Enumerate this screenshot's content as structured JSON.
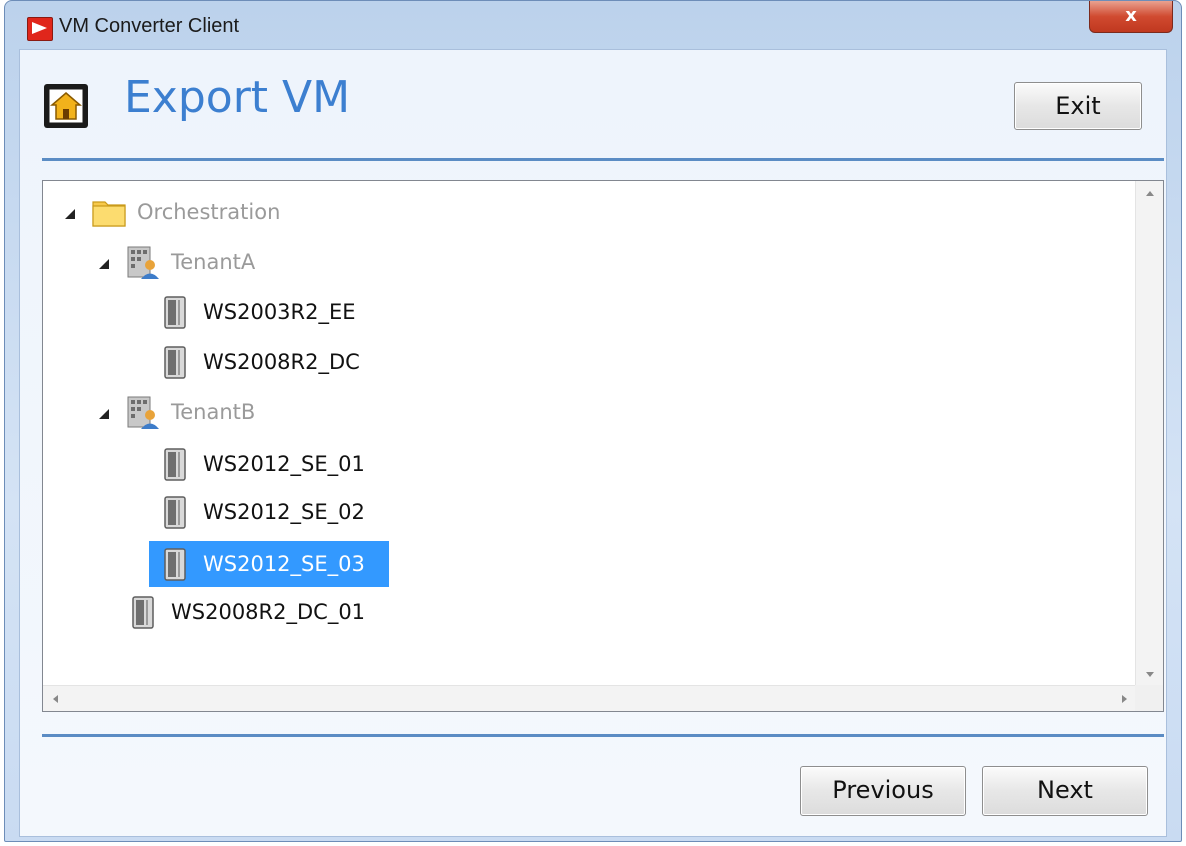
{
  "window": {
    "title": "VM Converter Client",
    "close_label": "x"
  },
  "header": {
    "title": "Export VM",
    "exit_label": "Exit"
  },
  "tree": {
    "root": {
      "label": "Orchestration",
      "icon": "folder-icon"
    },
    "tenant_a": {
      "label": "TenantA",
      "icon": "tenant-icon"
    },
    "tenant_a_vms": [
      "WS2003R2_EE",
      "WS2008R2_DC"
    ],
    "tenant_b": {
      "label": "TenantB",
      "icon": "tenant-icon"
    },
    "tenant_b_vms": [
      "WS2012_SE_01",
      "WS2012_SE_02",
      "WS2012_SE_03"
    ],
    "selected": "WS2012_SE_03",
    "root_vms": [
      "WS2008R2_DC_01"
    ]
  },
  "footer": {
    "previous_label": "Previous",
    "next_label": "Next"
  },
  "colors": {
    "accent": "#3c7fd0",
    "selection": "#3399ff",
    "rule": "#5b8cc4",
    "close": "#c0381f"
  }
}
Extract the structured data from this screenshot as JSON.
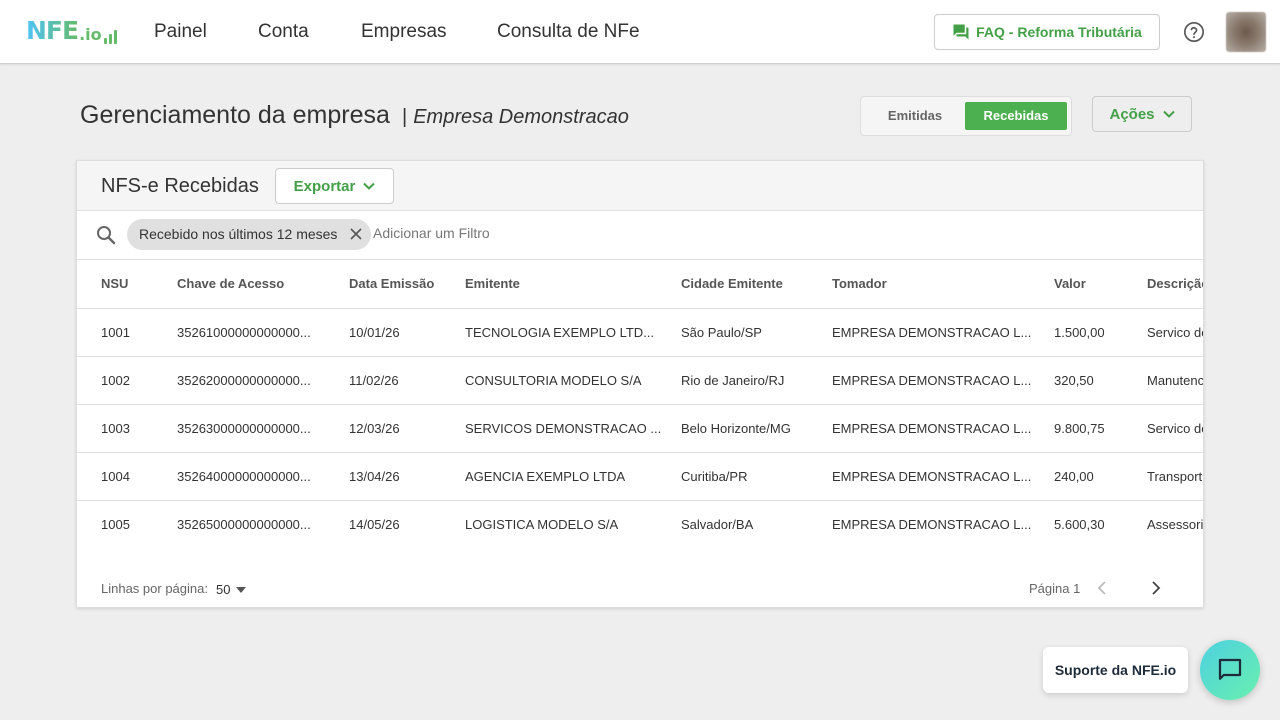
{
  "brand": {
    "logo_text": "NFE",
    "logo_suffix": ".io",
    "accent": "#4caf50",
    "gradient_start": "#4fc3f7",
    "gradient_end": "#66bb6a"
  },
  "nav": {
    "items": [
      {
        "label": "Painel"
      },
      {
        "label": "Conta"
      },
      {
        "label": "Empresas"
      },
      {
        "label": "Consulta de NFe"
      }
    ],
    "faq_label": "FAQ - Reforma Tributária",
    "faq_icon": "chat-bubble-icon",
    "help_icon": "help-circle-icon"
  },
  "header": {
    "title": "Gerenciamento da empresa",
    "separator": "|",
    "company": "Empresa Demonstracao",
    "toggle": [
      {
        "label": "Emitidas",
        "active": false
      },
      {
        "label": "Recebidas",
        "active": true
      }
    ],
    "actions_label": "Ações"
  },
  "card": {
    "title": "NFS-e Recebidas",
    "export_label": "Exportar",
    "filter_chip": "Recebido nos últimos 12 meses",
    "filter_placeholder": "Adicionar um Filtro"
  },
  "table": {
    "columns": [
      "NSU",
      "Chave de Acesso",
      "Data Emissão",
      "Emitente",
      "Cidade Emitente",
      "Tomador",
      "Valor",
      "Descrição"
    ],
    "rows": [
      [
        "1001",
        "35261000000000000...",
        "10/01/26",
        "TECNOLOGIA EXEMPLO LTD...",
        "São Paulo/SP",
        "EMPRESA DEMONSTRACAO L...",
        "1.500,00",
        "Servico de"
      ],
      [
        "1002",
        "35262000000000000...",
        "11/02/26",
        "CONSULTORIA MODELO S/A",
        "Rio de Janeiro/RJ",
        "EMPRESA DEMONSTRACAO L...",
        "320,50",
        "Manutenc"
      ],
      [
        "1003",
        "35263000000000000...",
        "12/03/26",
        "SERVICOS DEMONSTRACAO ...",
        "Belo Horizonte/MG",
        "EMPRESA DEMONSTRACAO L...",
        "9.800,75",
        "Servico de"
      ],
      [
        "1004",
        "35264000000000000...",
        "13/04/26",
        "AGENCIA EXEMPLO LTDA",
        "Curitiba/PR",
        "EMPRESA DEMONSTRACAO L...",
        "240,00",
        "Transport"
      ],
      [
        "1005",
        "35265000000000000...",
        "14/05/26",
        "LOGISTICA MODELO S/A",
        "Salvador/BA",
        "EMPRESA DEMONSTRACAO L...",
        "5.600,30",
        "Assessori"
      ]
    ]
  },
  "pagination": {
    "rows_label": "Linhas por página:",
    "rows_value": "50",
    "page_label": "Página 1"
  },
  "support": {
    "label": "Suporte da NFE.io",
    "icon": "chat-icon"
  }
}
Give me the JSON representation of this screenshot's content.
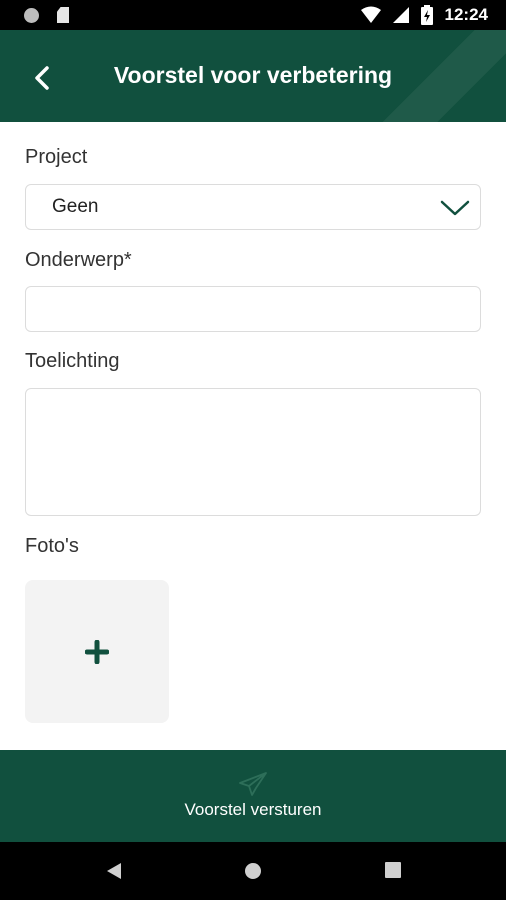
{
  "status_bar": {
    "time": "12:24"
  },
  "header": {
    "title": "Voorstel voor verbetering"
  },
  "form": {
    "project": {
      "label": "Project",
      "selected": "Geen"
    },
    "subject": {
      "label": "Onderwerp*",
      "value": ""
    },
    "description": {
      "label": "Toelichting",
      "value": ""
    },
    "photos": {
      "label": "Foto's"
    }
  },
  "footer": {
    "submit_label": "Voorstel versturen"
  },
  "colors": {
    "brand": "#11503e",
    "border": "#dcdcdc",
    "photo_bg": "#f3f3f3"
  },
  "icons": {
    "back": "chevron-left-icon",
    "dropdown": "chevron-down-icon",
    "add_photo": "plus-icon",
    "send": "paper-plane-icon"
  }
}
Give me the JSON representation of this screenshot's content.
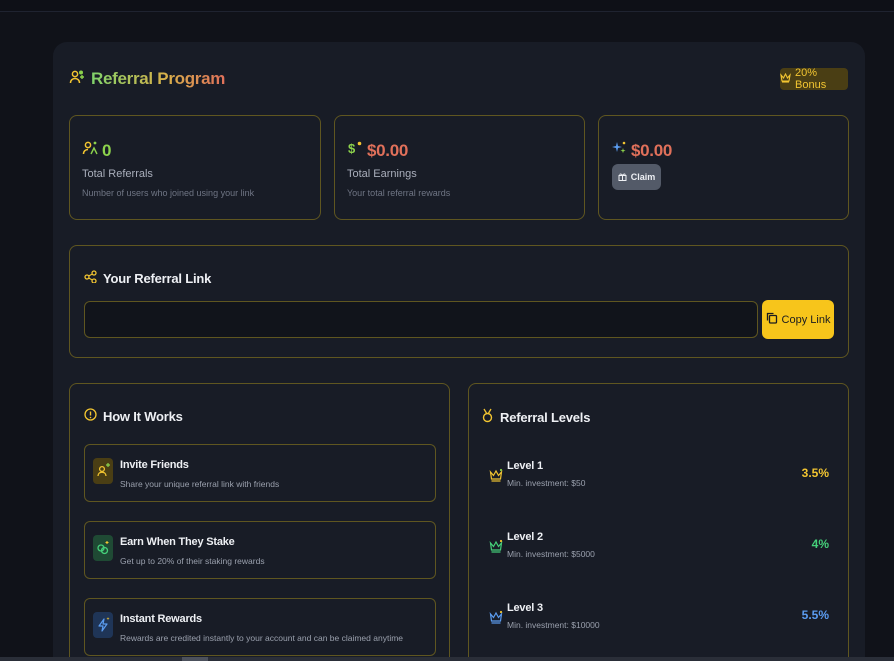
{
  "header": {
    "title": "Referral Program",
    "bonus": "20% Bonus"
  },
  "stats": [
    {
      "value": "0",
      "label": "Total Referrals",
      "desc": "Number of users who joined using your link",
      "color": "#8cd24c"
    },
    {
      "value": "$0.00",
      "label": "Total Earnings",
      "desc": "Your total referral rewards",
      "color": "#e0705a"
    },
    {
      "value": "$0.00",
      "claim_label": "Claim",
      "color": "#e0705a"
    }
  ],
  "referral_link": {
    "title": "Your Referral Link",
    "value": "",
    "copy_label": "Copy Link"
  },
  "how_it_works": {
    "title": "How It Works",
    "steps": [
      {
        "title": "Invite Friends",
        "desc": "Share your unique referral link with friends",
        "icon": "user-plus-icon"
      },
      {
        "title": "Earn When They Stake",
        "desc": "Get up to 20% of their staking rewards",
        "icon": "coins-icon"
      },
      {
        "title": "Instant Rewards",
        "desc": "Rewards are credited instantly to your account and can be claimed anytime",
        "icon": "lightning-icon"
      }
    ]
  },
  "levels": {
    "title": "Referral Levels",
    "items": [
      {
        "title": "Level 1",
        "min": "Min. investment: $50",
        "rate": "3.5%",
        "color": "#f2c531"
      },
      {
        "title": "Level 2",
        "min": "Min. investment: $5000",
        "rate": "4%",
        "color": "#45d07a"
      },
      {
        "title": "Level 3",
        "min": "Min. investment: $10000",
        "rate": "5.5%",
        "color": "#5b9cf0"
      }
    ]
  },
  "colors": {
    "accent": "#f7c51b",
    "border": "#5f5620",
    "panel": "#181c26",
    "background": "#101219"
  }
}
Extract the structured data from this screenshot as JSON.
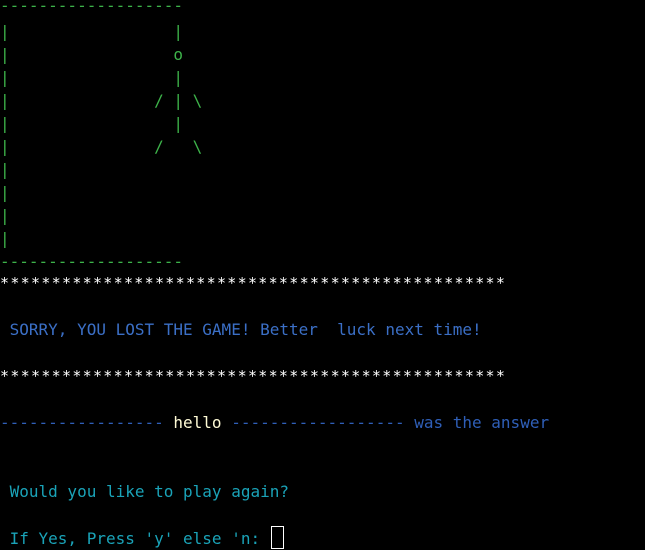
{
  "hangman": {
    "top_bar": "-------------------",
    "rows": [
      "|                 |",
      "|                 o",
      "|                 |",
      "|               / | \\",
      "|                 |",
      "|               /   \\",
      "|",
      "|",
      "|",
      "|"
    ],
    "bottom_bar": "-------------------"
  },
  "separator_top": "*************************************************",
  "result_message": " SORRY, YOU LOST THE GAME! Better  luck next time!",
  "separator_bottom": "*************************************************",
  "answer_line": {
    "left_dashes": "----------------- ",
    "word": "hello",
    "right_dashes": " ------------------",
    "suffix": " was the answer"
  },
  "prompt_play_again": " Would you like to play again?",
  "prompt_input": " If Yes, Press 'y' else 'n: ",
  "colors": {
    "gallows": "#3db34a",
    "stars": "#ffffff",
    "message": "#3b6fc6",
    "prompt": "#1aa3b8",
    "answer_word": "#fffbd6"
  }
}
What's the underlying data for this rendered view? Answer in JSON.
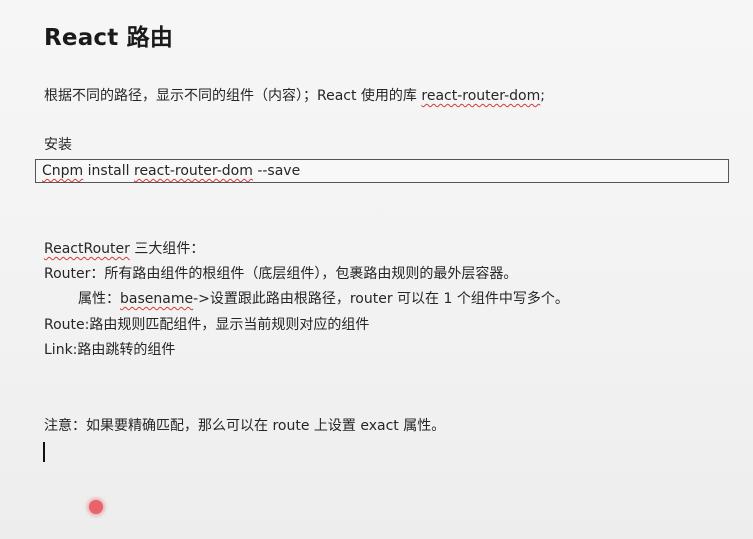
{
  "doc": {
    "title": "React  路由",
    "intro": {
      "prefix": "根据不同的路径，显示不同的组件（内容）；React 使用的库 ",
      "lib": "react-router-dom",
      "suffix": ";"
    },
    "install_heading": "安装",
    "install_cmd": {
      "cnpm": "Cnpm",
      "mid": " install ",
      "pkg": "react-router-dom",
      "flag": " --save"
    },
    "components": {
      "heading_word": "ReactRouter",
      "heading_rest": " 三大组件：",
      "router": "Router：所有路由组件的根组件（底层组件），包裹路由规则的最外层容器。",
      "attr_prefix": "属性：",
      "attr_word": "basename",
      "attr_rest": "->设置跟此路由根路径，router 可以在 1 个组件中写多个。",
      "route": "Route:路由规则匹配组件，显示当前规则对应的组件",
      "link": "Link:路由跳转的组件"
    },
    "note": "注意：如果要精确匹配，那么可以在 route 上设置 exact 属性。"
  },
  "colors": {
    "background": "#f2f2f2",
    "spellcheck": "#d23a3a",
    "pointer": "#e8636a"
  }
}
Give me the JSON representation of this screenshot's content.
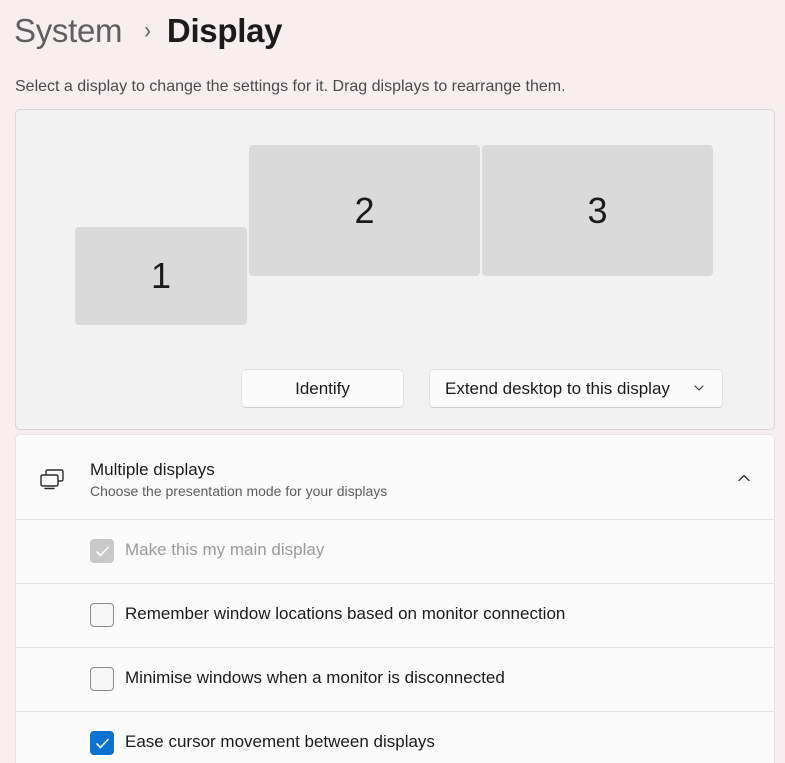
{
  "breadcrumb": {
    "parent": "System",
    "separator": "›",
    "current": "Display"
  },
  "instructions": "Select a display to change the settings for it. Drag displays to rearrange them.",
  "displays": [
    {
      "number": "1",
      "selected": false
    },
    {
      "number": "2",
      "selected": true
    },
    {
      "number": "3",
      "selected": false
    }
  ],
  "actions": {
    "identify_label": "Identify",
    "mode_select_value": "Extend desktop to this display"
  },
  "multiple_displays": {
    "title": "Multiple displays",
    "description": "Choose the presentation mode for your displays",
    "expanded": true,
    "options": [
      {
        "label": "Make this my main display",
        "checked": true,
        "disabled": true
      },
      {
        "label": "Remember window locations based on monitor connection",
        "checked": false,
        "disabled": false
      },
      {
        "label": "Minimise windows when a monitor is disconnected",
        "checked": false,
        "disabled": false
      },
      {
        "label": "Ease cursor movement between displays",
        "checked": true,
        "disabled": false
      }
    ]
  },
  "colors": {
    "accent": "#0a72d1",
    "background": "#f6eeef",
    "panel": "#f2f2f2",
    "card": "#fbfbfb",
    "monitor_unselected": "#dadada",
    "checkbox_disabled": "#c9c9c9"
  },
  "icons": {
    "breadcrumb_separator": "chevron-right-icon",
    "mode_dropdown": "chevron-down-icon",
    "section": "multiple-displays-icon",
    "section_toggle": "chevron-up-icon",
    "checkmark": "checkmark-icon"
  }
}
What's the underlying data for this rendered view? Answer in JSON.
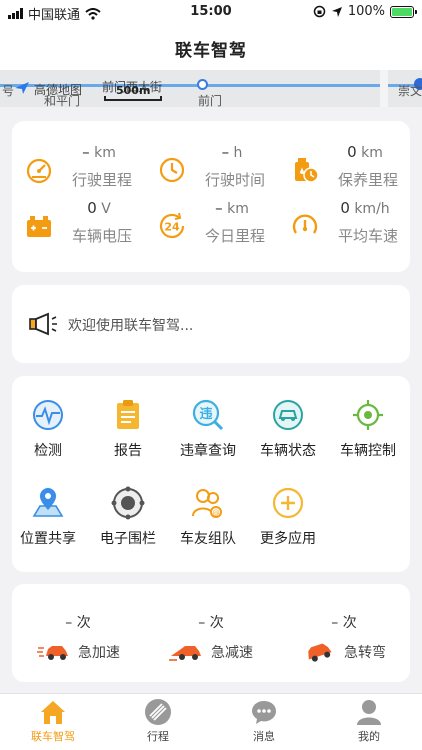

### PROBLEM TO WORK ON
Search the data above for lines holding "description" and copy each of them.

### TASK RESULT
    "description": {
    "description": "Choose the presentation mode for your displays",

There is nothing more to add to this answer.